The champions visit King Power Stadium on Saturday lunchtime and must make at least one change at the heart of their backline with Fabinho ruled out due to a muscle issue.
New signings Kabak and Davies are under consideration following a full week of work at the AXA Training Centre - and Klopp was asked whether they are ready to combat the threat of the likes of Jamie Vardy during Friday’s pre-match press conference.
“So, yeah, Jamie is obviously a proper challenge in this league, the way he plays, the way he gets set up by his mates, so that’s a proper job to do,” the boss replied.
“But you can only do it always with the whole team, that’s how we always try to do it. You have to avoid the passes to him. Jamie is a player, a world-class player for sure, in a specific area of the pitch and with his speed that’s really tricky.
“With the boys, obviously we had now some sessions together where we really could work on this defensive set-up and that’s very, very important. But we have, as well and on top of that, other players available - Nat Phillips did really well, together with Hendo [and] together with Fab.
“We have to find a solution and all of them had the chance this week to show in training who is ready. So, I have to make a decision tomorrow, obviously.”
Klopp was later quizzed on whether the fact games are being played without crowds presently may aid the 20-year-old Kabak’s adjustment to the Premier League.
He said: “He is still young, so probably yes. I was not a good player meanwhile, how we all know, but I enjoyed each single supporter in the stadium, at least from a number like more than 200; if there were only two or three then you really hear each one! But there were a little bit more so I never saw it as pressure if supporters were there, but I know what you mean.
“If you make a mistake or whatever, you hear the whole crowd, the noise, what they are doing. That’s not nice but he is young but experienced as well.

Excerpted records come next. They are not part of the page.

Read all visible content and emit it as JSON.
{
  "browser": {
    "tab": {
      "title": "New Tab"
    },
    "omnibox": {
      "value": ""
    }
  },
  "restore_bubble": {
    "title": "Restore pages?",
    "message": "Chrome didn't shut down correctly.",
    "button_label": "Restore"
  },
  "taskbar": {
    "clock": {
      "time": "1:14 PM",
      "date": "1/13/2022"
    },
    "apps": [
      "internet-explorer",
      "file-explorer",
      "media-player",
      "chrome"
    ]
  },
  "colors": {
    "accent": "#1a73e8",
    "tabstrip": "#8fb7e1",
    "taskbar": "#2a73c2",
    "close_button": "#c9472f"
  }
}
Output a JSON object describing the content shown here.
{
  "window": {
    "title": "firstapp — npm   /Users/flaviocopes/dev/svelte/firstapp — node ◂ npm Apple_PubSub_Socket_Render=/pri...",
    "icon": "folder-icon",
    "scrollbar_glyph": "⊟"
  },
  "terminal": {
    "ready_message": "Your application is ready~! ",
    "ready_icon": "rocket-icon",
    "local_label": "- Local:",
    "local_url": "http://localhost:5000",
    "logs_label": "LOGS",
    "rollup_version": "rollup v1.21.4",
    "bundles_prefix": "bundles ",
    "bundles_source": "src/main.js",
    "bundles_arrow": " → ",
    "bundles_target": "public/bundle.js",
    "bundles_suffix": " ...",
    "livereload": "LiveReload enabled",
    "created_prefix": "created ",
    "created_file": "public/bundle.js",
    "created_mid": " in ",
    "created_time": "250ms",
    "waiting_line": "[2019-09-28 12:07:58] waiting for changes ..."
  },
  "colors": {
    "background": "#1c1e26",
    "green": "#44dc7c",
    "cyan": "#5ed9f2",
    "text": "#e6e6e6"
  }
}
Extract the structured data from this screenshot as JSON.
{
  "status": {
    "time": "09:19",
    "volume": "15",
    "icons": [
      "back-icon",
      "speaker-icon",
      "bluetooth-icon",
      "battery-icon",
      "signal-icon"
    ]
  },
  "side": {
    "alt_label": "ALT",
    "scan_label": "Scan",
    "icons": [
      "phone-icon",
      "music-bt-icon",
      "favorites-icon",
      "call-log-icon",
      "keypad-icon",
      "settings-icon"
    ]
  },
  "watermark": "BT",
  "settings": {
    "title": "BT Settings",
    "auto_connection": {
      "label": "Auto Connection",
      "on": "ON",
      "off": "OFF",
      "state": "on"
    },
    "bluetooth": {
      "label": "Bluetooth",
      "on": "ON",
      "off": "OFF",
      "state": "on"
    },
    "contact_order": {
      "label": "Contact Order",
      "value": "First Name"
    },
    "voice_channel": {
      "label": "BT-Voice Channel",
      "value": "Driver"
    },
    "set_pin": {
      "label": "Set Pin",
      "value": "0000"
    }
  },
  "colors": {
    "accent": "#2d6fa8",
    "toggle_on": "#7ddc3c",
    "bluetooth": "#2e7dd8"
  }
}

“He played in front of a lot of supporters. He played at Stuttgart, which is a very often sold-out stadium. Schalke, as long as supporters were allowed, is pretty much sold out each home game wherever they are in the table. So he is used to that, but of course it can help.”